* **Work to complete**
Among the lines of this material, find those holding the word "favicon" and report how many there are, with nothing added.
· · · ·
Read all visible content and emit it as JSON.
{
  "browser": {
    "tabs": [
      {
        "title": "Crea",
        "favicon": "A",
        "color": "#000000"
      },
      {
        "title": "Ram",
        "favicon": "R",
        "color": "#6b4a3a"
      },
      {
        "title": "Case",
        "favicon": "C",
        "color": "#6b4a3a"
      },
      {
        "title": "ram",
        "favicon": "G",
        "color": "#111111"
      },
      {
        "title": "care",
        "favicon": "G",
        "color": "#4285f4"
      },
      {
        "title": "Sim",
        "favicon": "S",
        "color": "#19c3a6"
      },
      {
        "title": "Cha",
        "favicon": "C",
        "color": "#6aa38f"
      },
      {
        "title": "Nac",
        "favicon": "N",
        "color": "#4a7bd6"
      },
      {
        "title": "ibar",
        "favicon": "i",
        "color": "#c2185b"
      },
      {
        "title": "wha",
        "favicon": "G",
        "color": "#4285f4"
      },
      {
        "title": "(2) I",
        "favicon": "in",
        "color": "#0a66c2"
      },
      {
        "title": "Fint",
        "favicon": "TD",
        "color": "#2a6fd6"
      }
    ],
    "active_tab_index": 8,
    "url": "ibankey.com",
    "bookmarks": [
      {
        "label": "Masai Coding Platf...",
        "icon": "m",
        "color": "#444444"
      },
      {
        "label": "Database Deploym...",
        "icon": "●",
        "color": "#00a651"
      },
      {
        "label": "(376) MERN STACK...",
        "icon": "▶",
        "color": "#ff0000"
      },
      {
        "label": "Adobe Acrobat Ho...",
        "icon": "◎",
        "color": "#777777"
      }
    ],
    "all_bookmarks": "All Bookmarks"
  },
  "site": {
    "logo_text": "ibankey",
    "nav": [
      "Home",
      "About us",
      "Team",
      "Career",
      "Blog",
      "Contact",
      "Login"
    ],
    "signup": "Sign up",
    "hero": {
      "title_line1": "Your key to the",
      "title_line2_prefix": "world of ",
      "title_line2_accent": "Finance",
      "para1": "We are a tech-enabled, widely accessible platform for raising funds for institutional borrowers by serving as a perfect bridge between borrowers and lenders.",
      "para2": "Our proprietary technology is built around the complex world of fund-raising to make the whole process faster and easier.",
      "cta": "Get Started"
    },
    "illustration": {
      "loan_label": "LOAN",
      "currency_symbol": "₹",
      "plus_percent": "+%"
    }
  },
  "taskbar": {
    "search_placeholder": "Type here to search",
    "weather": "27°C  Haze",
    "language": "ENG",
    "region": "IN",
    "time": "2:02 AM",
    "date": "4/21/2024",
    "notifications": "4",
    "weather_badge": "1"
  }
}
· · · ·
* **Exercise answer**
12